The task: Only the number is needed: how many lines of the entries below contain the word "this".

Provided data:
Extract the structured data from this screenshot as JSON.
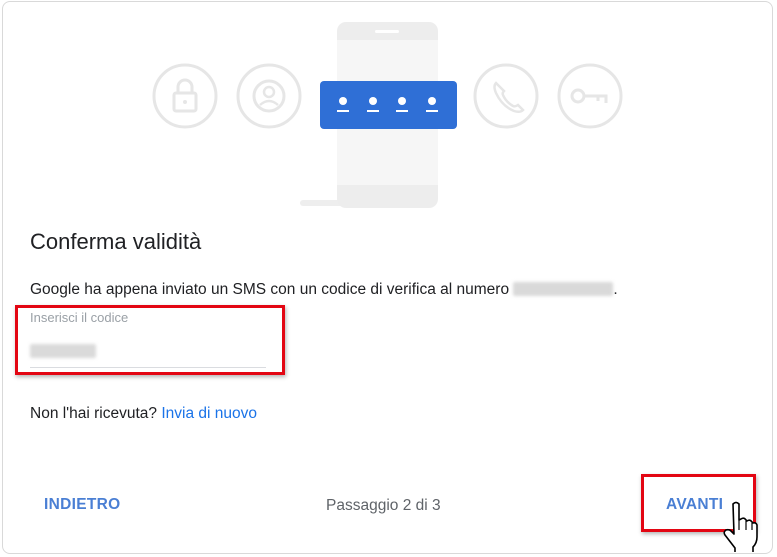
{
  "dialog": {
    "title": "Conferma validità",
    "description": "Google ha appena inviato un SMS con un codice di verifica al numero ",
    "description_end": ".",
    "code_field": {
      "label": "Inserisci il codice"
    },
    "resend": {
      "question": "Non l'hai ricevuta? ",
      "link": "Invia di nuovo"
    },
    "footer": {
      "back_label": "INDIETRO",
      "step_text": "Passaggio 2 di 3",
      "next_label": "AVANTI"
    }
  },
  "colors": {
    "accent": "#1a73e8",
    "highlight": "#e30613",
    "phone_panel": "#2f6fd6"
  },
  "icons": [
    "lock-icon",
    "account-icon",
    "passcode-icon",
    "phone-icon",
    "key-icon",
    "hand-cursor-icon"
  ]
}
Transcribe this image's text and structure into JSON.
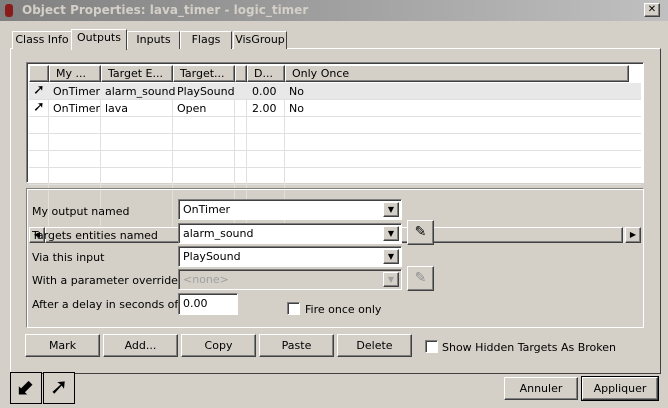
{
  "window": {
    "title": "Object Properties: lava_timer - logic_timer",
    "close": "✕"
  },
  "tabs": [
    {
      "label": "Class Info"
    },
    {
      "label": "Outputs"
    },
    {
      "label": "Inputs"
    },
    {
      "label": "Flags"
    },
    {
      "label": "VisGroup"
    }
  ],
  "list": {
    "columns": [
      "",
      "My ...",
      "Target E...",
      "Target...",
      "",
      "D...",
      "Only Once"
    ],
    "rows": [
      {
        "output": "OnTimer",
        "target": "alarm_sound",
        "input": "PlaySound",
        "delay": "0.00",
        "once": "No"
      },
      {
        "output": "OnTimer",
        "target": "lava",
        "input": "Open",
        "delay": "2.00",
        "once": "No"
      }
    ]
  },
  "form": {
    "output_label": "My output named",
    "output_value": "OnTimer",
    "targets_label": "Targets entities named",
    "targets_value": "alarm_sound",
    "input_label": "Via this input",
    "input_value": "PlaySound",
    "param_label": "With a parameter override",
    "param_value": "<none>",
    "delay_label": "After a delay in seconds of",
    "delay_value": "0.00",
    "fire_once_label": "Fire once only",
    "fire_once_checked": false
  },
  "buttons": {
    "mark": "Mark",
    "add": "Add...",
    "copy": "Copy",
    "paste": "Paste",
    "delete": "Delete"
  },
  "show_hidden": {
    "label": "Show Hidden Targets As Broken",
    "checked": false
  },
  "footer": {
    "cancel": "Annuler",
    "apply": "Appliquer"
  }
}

Task result: 3